### Your task
The copy you produce must repeat each record exactly and contain no pictures.

### Source information
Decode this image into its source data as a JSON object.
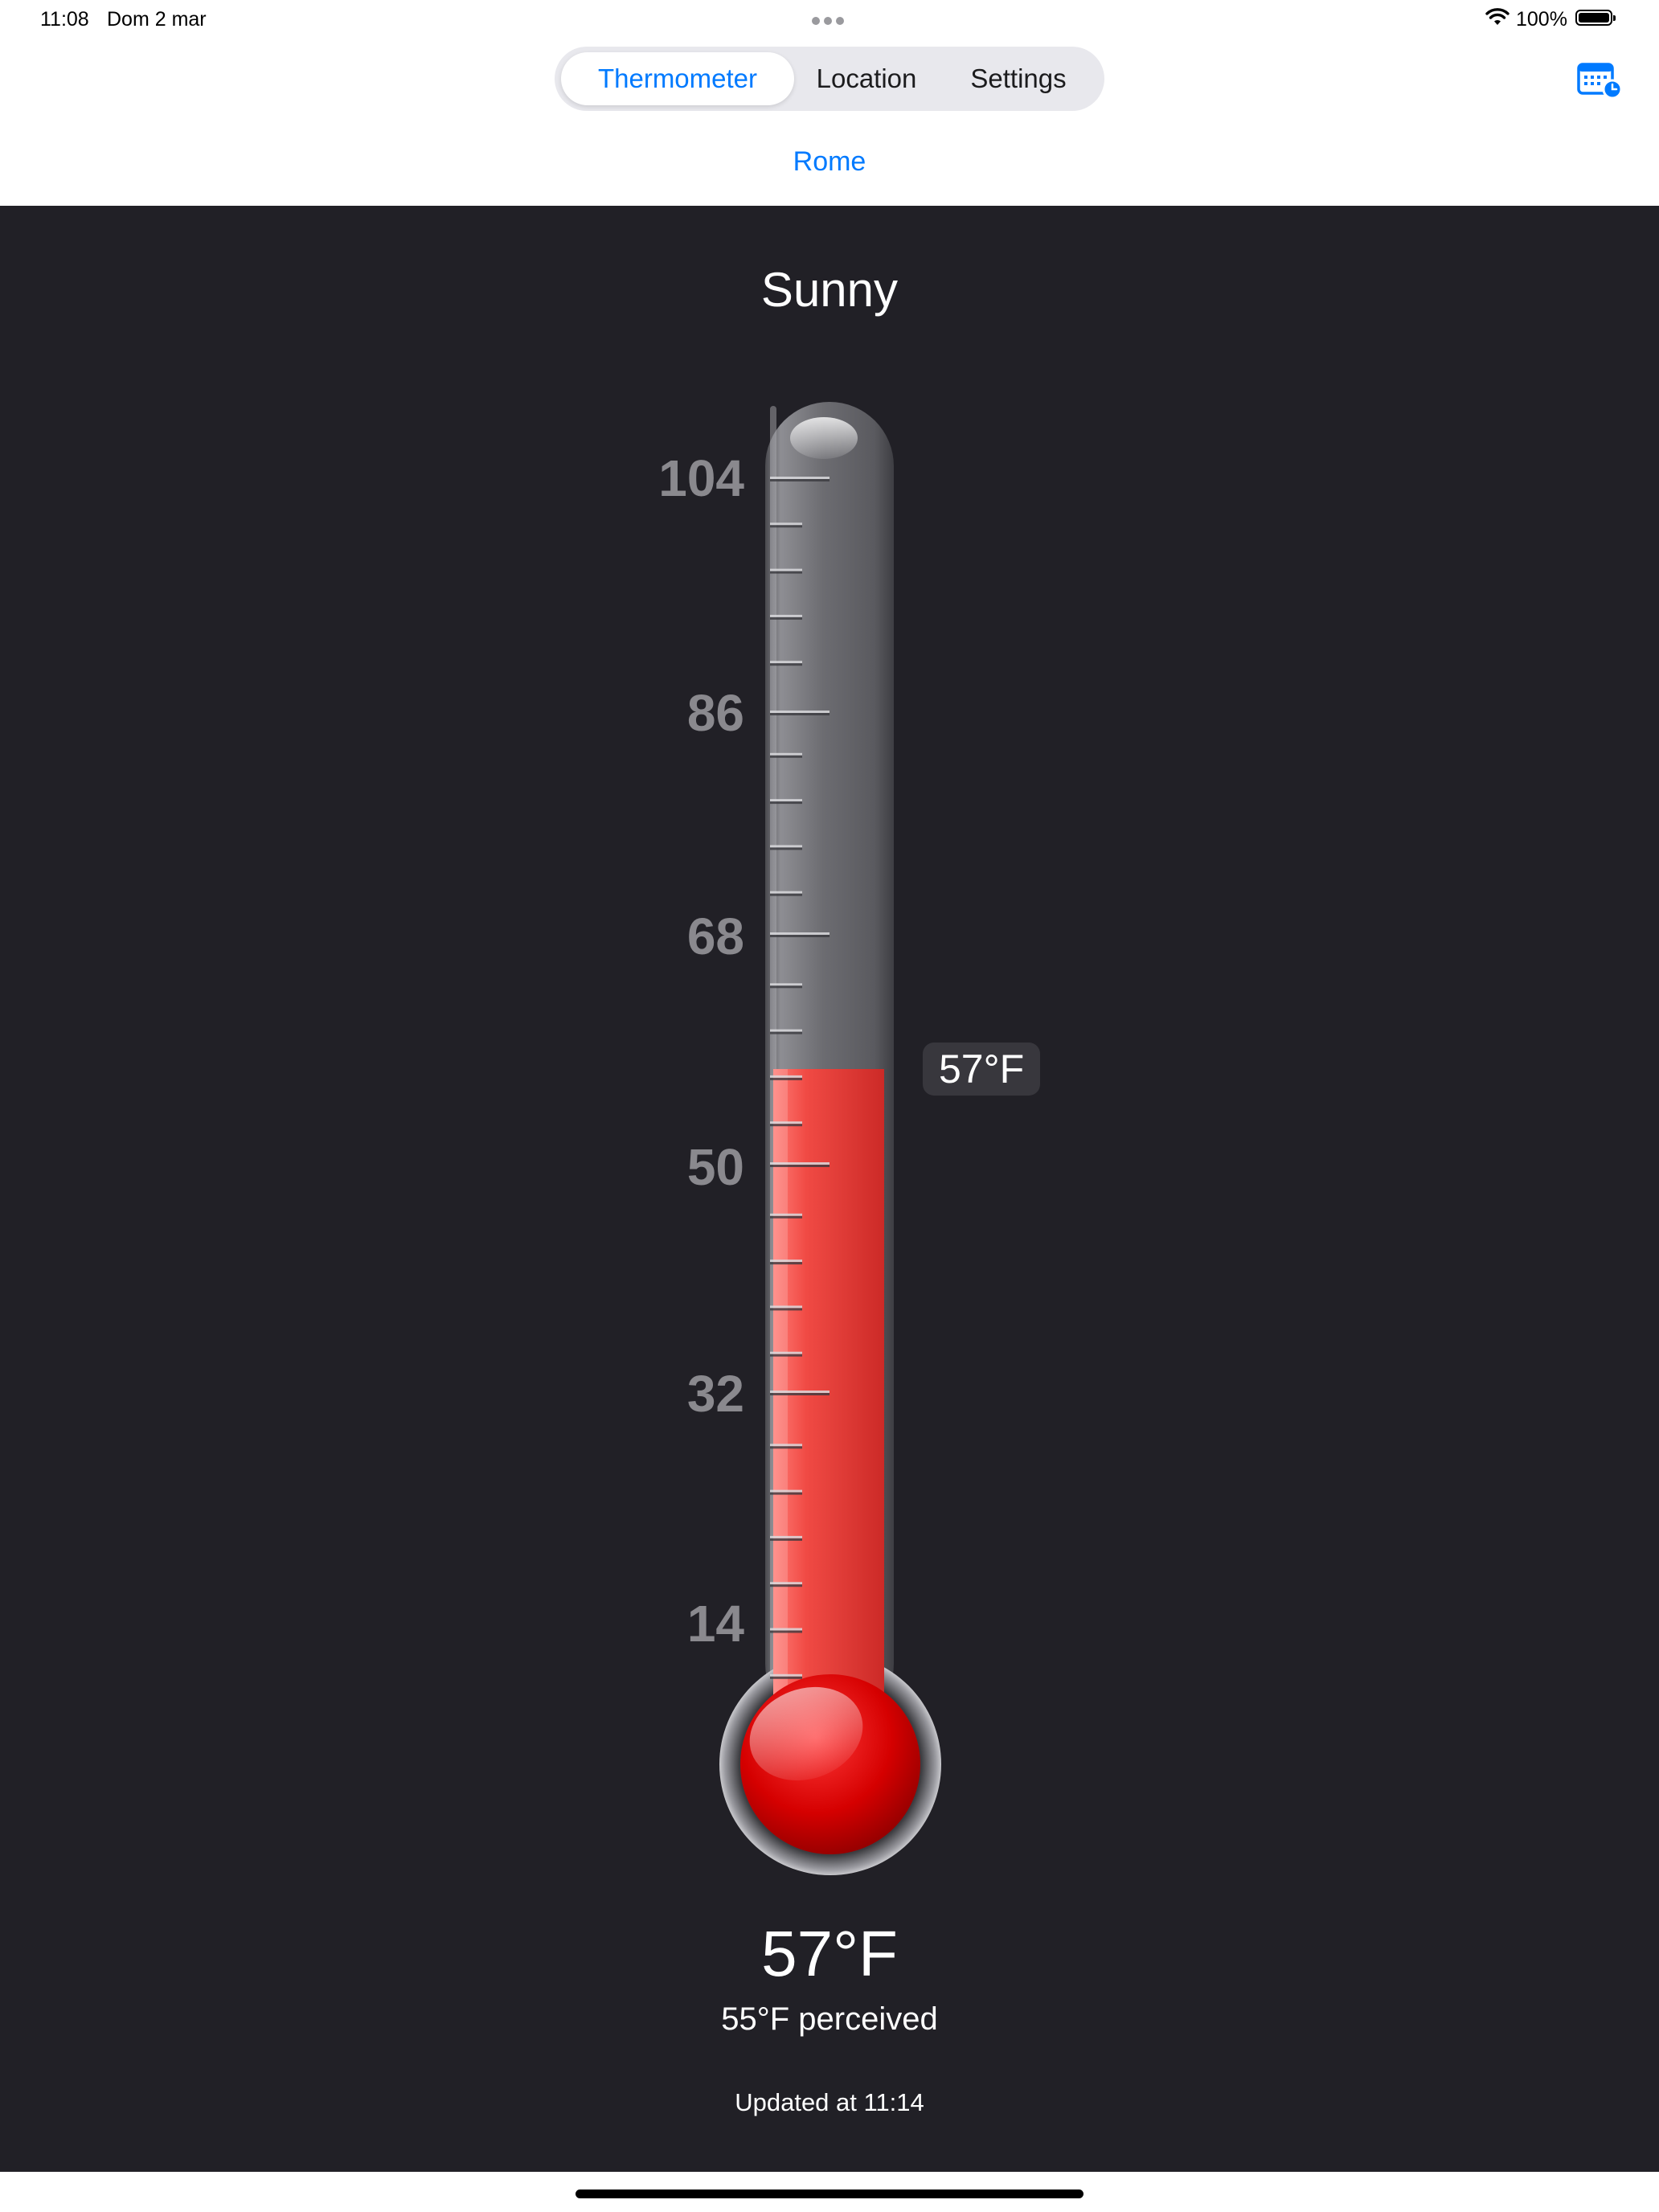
{
  "status_bar": {
    "time": "11:08",
    "date": "Dom 2 mar",
    "battery": "100%"
  },
  "tabs": [
    {
      "label": "Thermometer",
      "selected": true
    },
    {
      "label": "Location",
      "selected": false
    },
    {
      "label": "Settings",
      "selected": false
    }
  ],
  "location": "Rome",
  "weather": {
    "condition": "Sunny",
    "temperature": "57°F",
    "temperature_value": 57,
    "perceived": "55°F perceived",
    "updated": "Updated at 11:14"
  },
  "thermometer": {
    "unit": "°F",
    "scale_labels": [
      "104",
      "86",
      "68",
      "50",
      "32",
      "14"
    ],
    "fill_color": "#e0322e",
    "bulb_color": "#d20000"
  },
  "colors": {
    "accent": "#007aff",
    "background": "#212026",
    "scale_label": "#8a898e"
  },
  "icons": {
    "calendar": "calendar-clock-icon",
    "wifi": "wifi-icon",
    "battery": "battery-icon",
    "more": "ellipsis-icon"
  }
}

### Problem solution
Decode this image into its source data as a JSON object.
{
  "status_bar": {
    "time": "11:08",
    "date": "Dom 2 mar",
    "battery": "100%"
  },
  "tabs": [
    {
      "label": "Thermometer",
      "selected": true
    },
    {
      "label": "Location",
      "selected": false
    },
    {
      "label": "Settings",
      "selected": false
    }
  ],
  "location": "Rome",
  "weather": {
    "condition": "Sunny",
    "temperature": "57°F",
    "temperature_value": 57,
    "perceived": "55°F perceived",
    "updated": "Updated at 11:14"
  },
  "thermometer": {
    "unit": "°F",
    "scale_labels": [
      "104",
      "86",
      "68",
      "50",
      "32",
      "14"
    ],
    "fill_color": "#e0322e",
    "bulb_color": "#d20000"
  },
  "colors": {
    "accent": "#007aff",
    "background": "#212026",
    "scale_label": "#8a898e"
  },
  "icons": {
    "calendar": "calendar-clock-icon",
    "wifi": "wifi-icon",
    "battery": "battery-icon",
    "more": "ellipsis-icon"
  }
}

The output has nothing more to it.